Thousands of protesters marched Saturday from the White House to the U.S. Capitol to demand an end to the Iraq war. At least 190 people were arrested.
Thousands of protesters marched Saturday from the White House to the Capitol to demand an end to the Iraq war.
At least 190 people were arrested, many without a struggle, after they jumped over a barricade near the Capitol. But some grew angry as police attempted to push them back using large black shields and a chemical spray.
Counterprotesters lined the protest route behind metal barricades. There were some heated shouting matches between the two sides.
At the Capitol lawn, some protesters lay down with signs on top of their bodies to represent soldiers killed in Iraq. Anti-war activist Cindy Sheehan told the crowd it was time to be assertive. "It's time to lay our bodies on the line and say we've had enough," she said. "It's time to shut this city down."
The United States will start shifting more troops into support roles, in addition to the troop withdrawals announced earlier in the week, President Bush said Saturday.
In December, the United States will begin a new military phase in Iraq -- one in which "our troops will shift over time from leading operations to partnering with Iraqi forces, and eventually to over-watching those forces," Bush said in his weekly radio address. No further details were released.
A car bomb struck a Baghdad bakery crowded with customers lining up for bread, killing at least 11 people, including two children.
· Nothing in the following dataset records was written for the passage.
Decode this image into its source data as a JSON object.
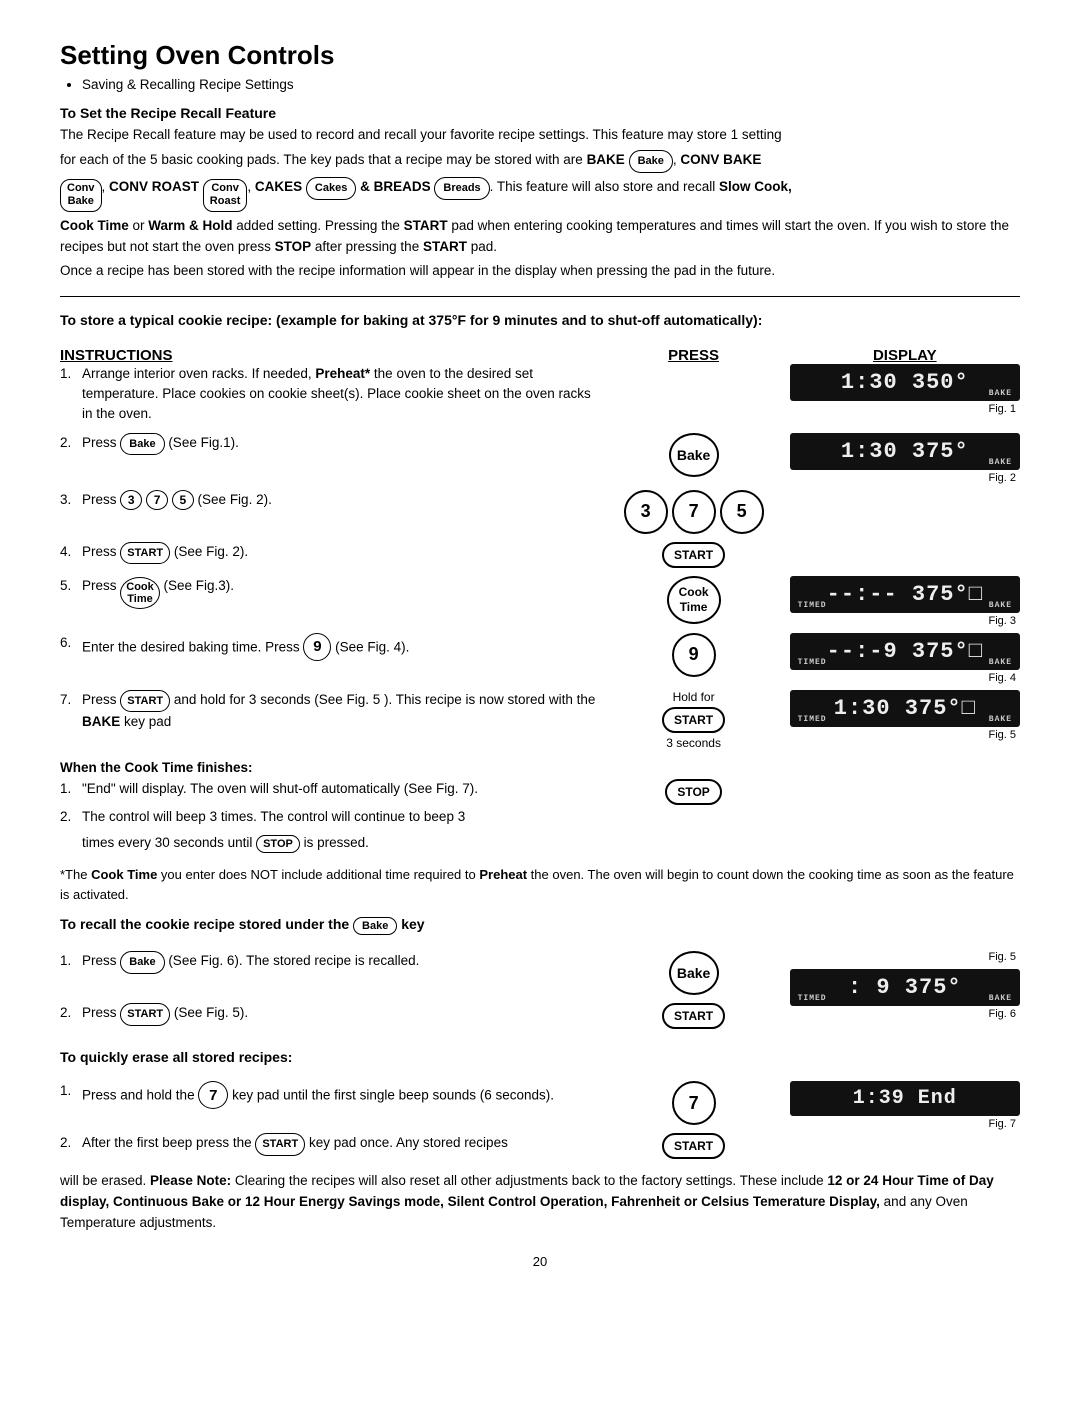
{
  "page": {
    "title": "Setting Oven Controls",
    "bullet1": "Saving & Recalling Recipe Settings",
    "section1_heading": "To Set the Recipe Recall Feature",
    "section1_para1": "The Recipe Recall feature may be used to record and recall your favorite recipe settings. This feature may store 1 setting",
    "section1_para2": "for each of the 5 basic cooking pads. The key pads that a recipe may be stored with are ",
    "section1_bold1": "BAKE",
    "section1_bake_key": "Bake",
    "section1_bold2": ", CONV BAKE",
    "section1_para3_prefix": "",
    "conv_bake_key": "Conv\nBake",
    "section1_bold3": ", CONV ROAST",
    "conv_roast_key": "Conv\nRoast",
    "section1_bold4": ", CAKES",
    "cakes_key": "Cakes",
    "section1_bold5": "& BREADS",
    "breads_key": "Breads",
    "section1_para4": ". This feature will also store and recall ",
    "slow_cook_bold": "Slow Cook,",
    "cook_time_bold": "Cook Time",
    "section1_para5": " or ",
    "warm_hold_bold": "Warm & Hold",
    "section1_para6": " added setting. Pressing the ",
    "start_bold": "START",
    "section1_para7": " pad when entering cooking temperatures and times will start the oven. If you wish to store the recipes but not start the oven press ",
    "stop_bold": "STOP",
    "section1_para8": " after pressing the ",
    "start_bold2": "START",
    "section1_para9": " pad.",
    "section1_para10": "Once a recipe has been stored with the recipe information will appear in the display when pressing the pad in the future.",
    "example_heading": "To store a typical cookie recipe: (example for baking at 375°F for 9 minutes and to shut-off automatically):",
    "col_instructions": "INSTRUCTIONS",
    "col_press": "PRESS",
    "col_display": "DISPLAY",
    "steps": [
      {
        "num": "1.",
        "text": "Arrange interior oven racks. If needed, ",
        "bold": "Preheat*",
        "text2": " the oven to the desired set temperature. Place cookies on cookie sheet(s). Place cookie sheet on the oven racks in the oven."
      },
      {
        "num": "2.",
        "text": "Press ",
        "key": "Bake",
        "text2": " (See Fig.1)."
      },
      {
        "num": "3.",
        "text": "Press ",
        "keys": [
          "3",
          "7",
          "5"
        ],
        "text2": " (See Fig. 2)."
      },
      {
        "num": "4.",
        "text": "Press ",
        "key_start": "START",
        "text2": " (See Fig. 2)."
      },
      {
        "num": "5.",
        "text": "Press ",
        "key_cooktime": "Cook\nTime",
        "text2": " (See Fig.3)."
      },
      {
        "num": "6.",
        "text": "Enter the desired baking time. Press ",
        "key_num": "9",
        "text2": " (See Fig. 4)."
      },
      {
        "num": "7.",
        "text": "Press ",
        "key_start2": "START",
        "text2": " and hold for 3 seconds (See Fig. 5 ). This recipe is now stored with the ",
        "bold": "BAKE",
        "text3": " key pad"
      }
    ],
    "when_heading": "When the Cook Time finishes:",
    "when_steps": [
      {
        "num": "1.",
        "text": "\"End\" will display. The oven will shut-off automatically (See Fig. 7)."
      },
      {
        "num": "2.",
        "text": "The control will beep 3 times. The control will continue to beep 3"
      }
    ],
    "when_continue": "times every 30 seconds until ",
    "stop_key_inline": "STOP",
    "when_continue2": " is pressed.",
    "note_asterisk": "*The ",
    "note_cooktime_bold": "Cook Time",
    "note_text": " you enter does NOT include additional time required to ",
    "note_preheat_bold": "Preheat",
    "note_text2": " the oven. The oven will begin to count down the cooking time as soon as the feature is activated.",
    "recall_heading_prefix": "To recall the cookie recipe stored under the ",
    "recall_key": "Bake",
    "recall_heading_suffix": " key",
    "recall_steps": [
      {
        "num": "1.",
        "text": "Press ",
        "key": "Bake",
        "text2": " (See Fig. 6). The stored recipe is recalled."
      },
      {
        "num": "2.",
        "text": "Press ",
        "key_start": "START",
        "text2": " (See Fig. 5)."
      }
    ],
    "erase_heading": "To quickly erase all stored recipes:",
    "erase_steps": [
      {
        "num": "1.",
        "text": "Press and hold the ",
        "key_num": "7",
        "text2": " key pad until the first single beep sounds (6 seconds)."
      },
      {
        "num": "2.",
        "text": "After the first beep press the ",
        "key_start": "START",
        "text2": " key pad once. Any stored recipes"
      }
    ],
    "erase_continue": "will be erased. ",
    "please_note_bold": "Please Note:",
    "erase_note": " Clearing the recipes will also reset all other adjustments back to the factory settings. These include ",
    "erase_bold2": "12 or 24 Hour Time of Day display,  Continuous Bake or 12 Hour Energy Savings mode, Silent Control Operation, Fahrenheit or Celsius Temerature Display,",
    "erase_note2": " and any Oven Temperature adjustments.",
    "page_number": "20",
    "displays": {
      "fig1": "1:30 350°",
      "fig1_label_left": "BAKE",
      "fig1_name": "Fig. 1",
      "fig2": "1:30 375°",
      "fig2_label_left": "BAKE",
      "fig2_name": "Fig. 2",
      "fig3": "--:-- 375°□",
      "fig3_label_left": "TIMED",
      "fig3_label_right": "BAKE",
      "fig3_name": "Fig. 3",
      "fig4": "--:-9 375°□",
      "fig4_label_left": "TIMED",
      "fig4_label_right": "BAKE",
      "fig4_name": "Fig. 4",
      "fig5": "1:30 375°□",
      "fig5_label_left": "TIMED",
      "fig5_label_right": "BAKE",
      "fig5_name": "Fig. 5",
      "fig6": ": 9 375°",
      "fig6_label_left": "TIMED",
      "fig6_label_right": "BAKE",
      "fig6_name": "Fig. 6",
      "fig7": "1:39 End",
      "fig7_name": "Fig. 7"
    }
  }
}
The bombing, which occurred at the start of iftar, the meal Muslims eat to break their dawn-to-dusk fast during the Islamic holy month of Ramadan, was a blow to Iraqi government hopes that it would be a peaceful month to show the success of a seven-month-old security operation in the capital and surrounding areas.
The leader of Al-Qaida in Iraq offered money for the murder of a Swedish cartoonist and his editor who recently produced images deemed insulting to Islam, according to a statement on Islamist websites Saturday. Abu Omar al-Baghdadi also named the other insurgent groups in Iraq that Al-Qaida was fighting and promised new attacks, particularly against the minority Yazidi sect.